*WORK TO BE COMPLETED*. Copy out the data word for word, without any of its pictures.

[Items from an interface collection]
============

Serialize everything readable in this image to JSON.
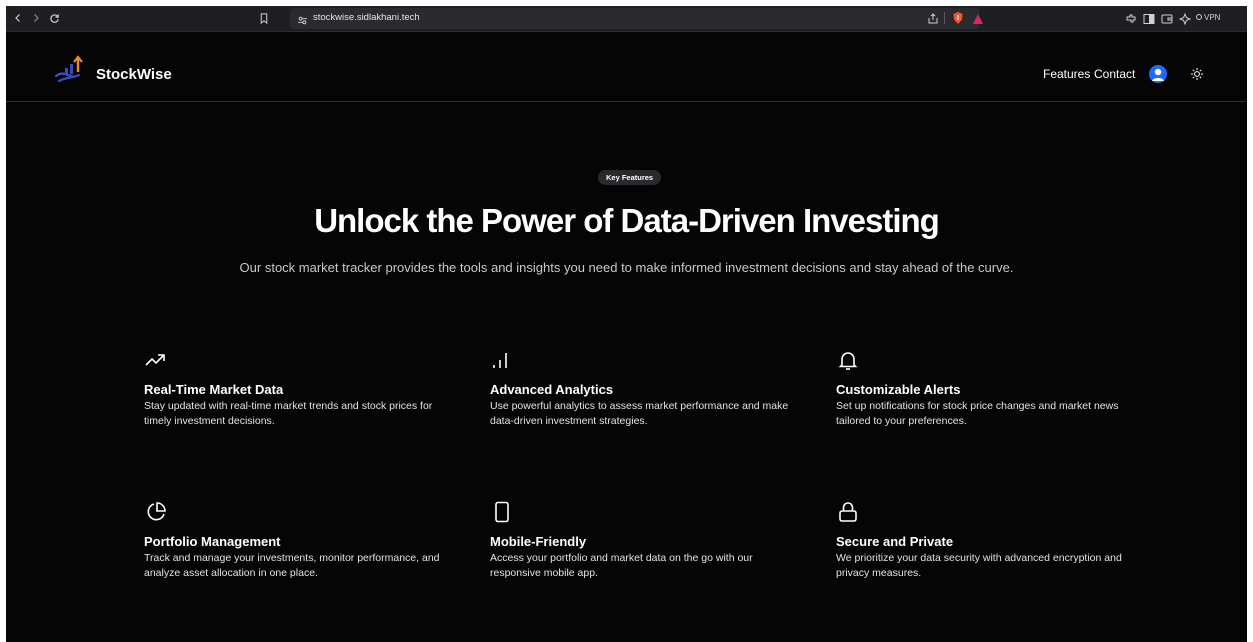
{
  "browser": {
    "url": "stockwise.sidlakhani.tech",
    "vpn_label": "VPN"
  },
  "header": {
    "brand": "StockWise",
    "nav": [
      "Features",
      "Contact"
    ]
  },
  "hero": {
    "badge": "Key Features",
    "title": "Unlock the Power of Data-Driven Investing",
    "subtitle": "Our stock market tracker provides the tools and insights you need to make informed investment decisions and stay ahead of the curve."
  },
  "features": [
    {
      "icon": "trending-up-icon",
      "title": "Real-Time Market Data",
      "desc": "Stay updated with real-time market trends and stock prices for timely investment decisions."
    },
    {
      "icon": "bar-chart-icon",
      "title": "Advanced Analytics",
      "desc": "Use powerful analytics to assess market performance and make data-driven investment strategies."
    },
    {
      "icon": "bell-icon",
      "title": "Customizable Alerts",
      "desc": "Set up notifications for stock price changes and market news tailored to your preferences."
    },
    {
      "icon": "pie-chart-icon",
      "title": "Portfolio Management",
      "desc": "Track and manage your investments, monitor performance, and analyze asset allocation in one place."
    },
    {
      "icon": "smartphone-icon",
      "title": "Mobile-Friendly",
      "desc": "Access your portfolio and market data on the go with our responsive mobile app."
    },
    {
      "icon": "lock-icon",
      "title": "Secure and Private",
      "desc": "We prioritize your data security with advanced encryption and privacy measures."
    }
  ],
  "colors": {
    "background": "#050505",
    "accent": "#1f6bff",
    "badge_bg": "#2a2a2e"
  }
}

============

*OUTPUT*.
Serialize everything readable in this image to JSON.
{
  "browser": {
    "url": "stockwise.sidlakhani.tech",
    "vpn_label": "VPN"
  },
  "header": {
    "brand": "StockWise",
    "nav": [
      "Features",
      "Contact"
    ]
  },
  "hero": {
    "badge": "Key Features",
    "title": "Unlock the Power of Data-Driven Investing",
    "subtitle": "Our stock market tracker provides the tools and insights you need to make informed investment decisions and stay ahead of the curve."
  },
  "features": [
    {
      "icon": "trending-up-icon",
      "title": "Real-Time Market Data",
      "desc": "Stay updated with real-time market trends and stock prices for timely investment decisions."
    },
    {
      "icon": "bar-chart-icon",
      "title": "Advanced Analytics",
      "desc": "Use powerful analytics to assess market performance and make data-driven investment strategies."
    },
    {
      "icon": "bell-icon",
      "title": "Customizable Alerts",
      "desc": "Set up notifications for stock price changes and market news tailored to your preferences."
    },
    {
      "icon": "pie-chart-icon",
      "title": "Portfolio Management",
      "desc": "Track and manage your investments, monitor performance, and analyze asset allocation in one place."
    },
    {
      "icon": "smartphone-icon",
      "title": "Mobile-Friendly",
      "desc": "Access your portfolio and market data on the go with our responsive mobile app."
    },
    {
      "icon": "lock-icon",
      "title": "Secure and Private",
      "desc": "We prioritize your data security with advanced encryption and privacy measures."
    }
  ],
  "colors": {
    "background": "#050505",
    "accent": "#1f6bff",
    "badge_bg": "#2a2a2e"
  }
}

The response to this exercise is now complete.